*Component data from apps and pages*.
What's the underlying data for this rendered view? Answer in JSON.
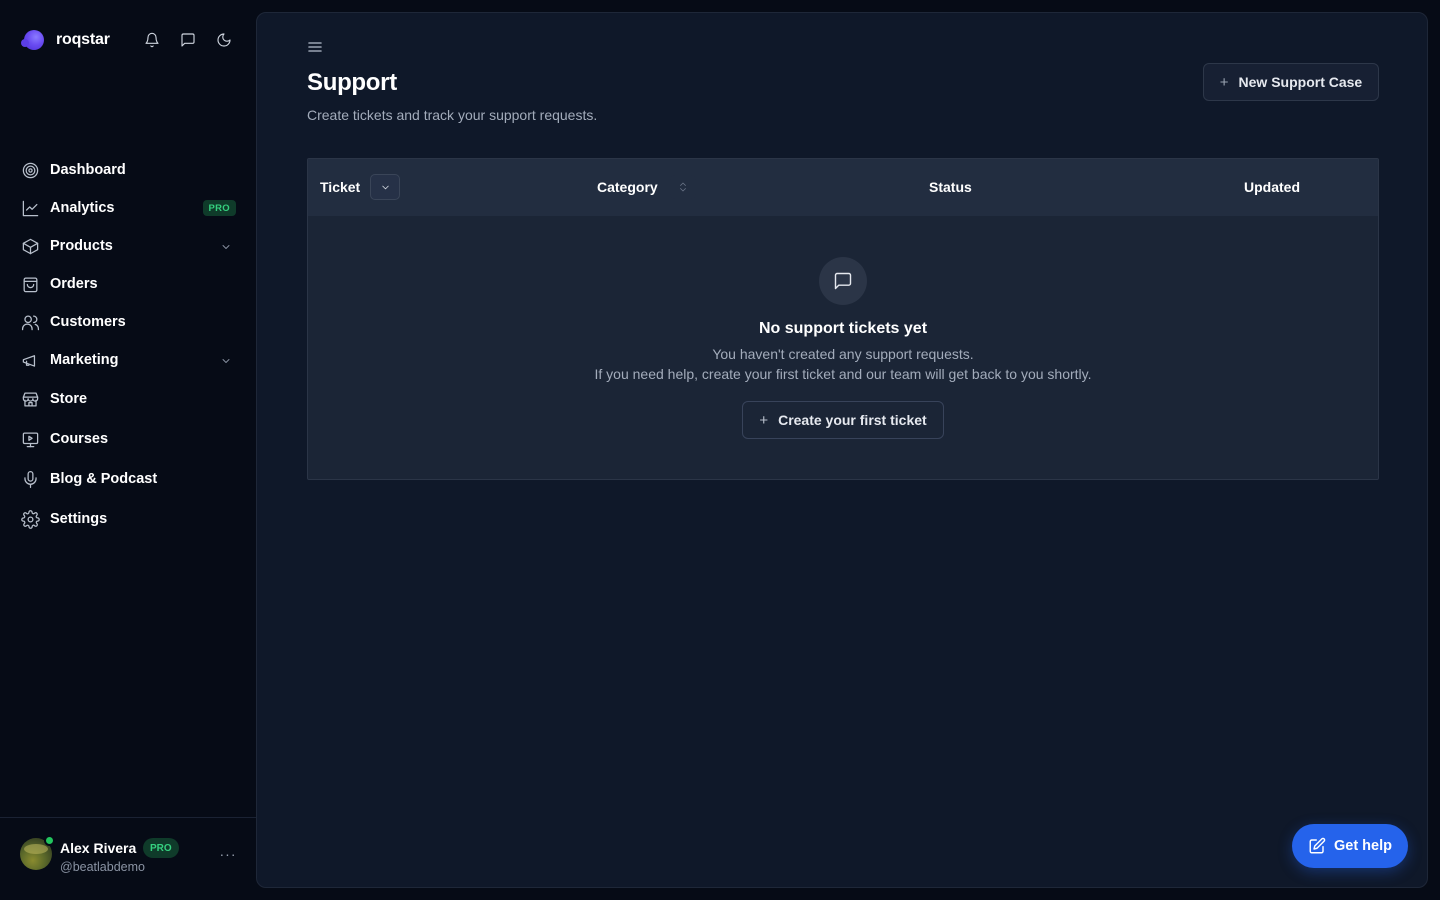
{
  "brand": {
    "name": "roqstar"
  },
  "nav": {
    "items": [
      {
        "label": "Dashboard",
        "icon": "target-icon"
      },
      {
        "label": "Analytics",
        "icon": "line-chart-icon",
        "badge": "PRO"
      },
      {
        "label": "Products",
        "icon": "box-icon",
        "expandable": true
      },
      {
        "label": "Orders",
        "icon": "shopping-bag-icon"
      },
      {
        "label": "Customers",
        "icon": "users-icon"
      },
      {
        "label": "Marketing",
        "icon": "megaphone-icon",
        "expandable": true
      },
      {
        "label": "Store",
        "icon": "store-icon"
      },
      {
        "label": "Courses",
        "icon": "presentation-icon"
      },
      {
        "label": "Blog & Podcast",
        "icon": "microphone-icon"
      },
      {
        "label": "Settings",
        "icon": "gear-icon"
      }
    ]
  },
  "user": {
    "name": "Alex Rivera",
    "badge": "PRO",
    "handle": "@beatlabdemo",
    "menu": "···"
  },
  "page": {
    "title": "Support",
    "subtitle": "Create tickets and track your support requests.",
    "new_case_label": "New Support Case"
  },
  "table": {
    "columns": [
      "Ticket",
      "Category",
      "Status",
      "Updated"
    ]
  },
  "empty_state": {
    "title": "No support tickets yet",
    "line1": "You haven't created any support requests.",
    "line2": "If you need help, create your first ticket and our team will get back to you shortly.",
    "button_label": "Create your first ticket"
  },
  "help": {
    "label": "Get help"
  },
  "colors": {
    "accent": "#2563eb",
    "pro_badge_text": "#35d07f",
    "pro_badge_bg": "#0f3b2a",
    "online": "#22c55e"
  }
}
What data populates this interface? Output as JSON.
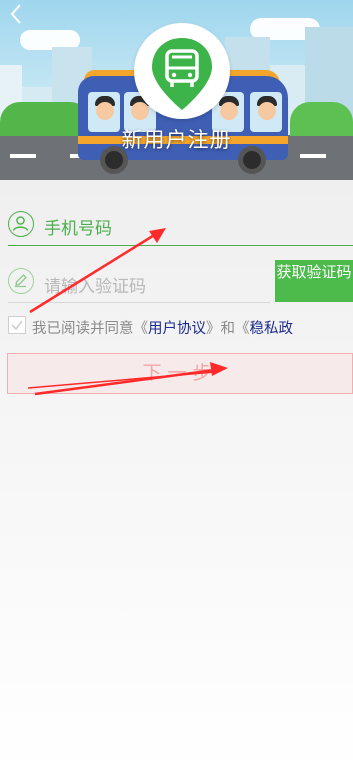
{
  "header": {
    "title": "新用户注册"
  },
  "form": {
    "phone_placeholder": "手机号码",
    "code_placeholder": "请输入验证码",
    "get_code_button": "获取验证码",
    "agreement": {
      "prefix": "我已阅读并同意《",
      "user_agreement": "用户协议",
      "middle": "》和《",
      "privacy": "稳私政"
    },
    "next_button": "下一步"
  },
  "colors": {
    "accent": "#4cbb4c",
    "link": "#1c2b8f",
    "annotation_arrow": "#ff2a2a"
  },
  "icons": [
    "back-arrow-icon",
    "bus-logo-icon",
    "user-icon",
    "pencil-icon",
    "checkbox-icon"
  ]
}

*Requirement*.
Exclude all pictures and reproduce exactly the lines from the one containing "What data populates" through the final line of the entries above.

*Response to this task*.
What data populates this interface? Output as JSON.
{
  "header": {
    "title": "新用户注册"
  },
  "form": {
    "phone_placeholder": "手机号码",
    "code_placeholder": "请输入验证码",
    "get_code_button": "获取验证码",
    "agreement": {
      "prefix": "我已阅读并同意《",
      "user_agreement": "用户协议",
      "middle": "》和《",
      "privacy": "稳私政"
    },
    "next_button": "下一步"
  },
  "colors": {
    "accent": "#4cbb4c",
    "link": "#1c2b8f",
    "annotation_arrow": "#ff2a2a"
  },
  "icons": [
    "back-arrow-icon",
    "bus-logo-icon",
    "user-icon",
    "pencil-icon",
    "checkbox-icon"
  ]
}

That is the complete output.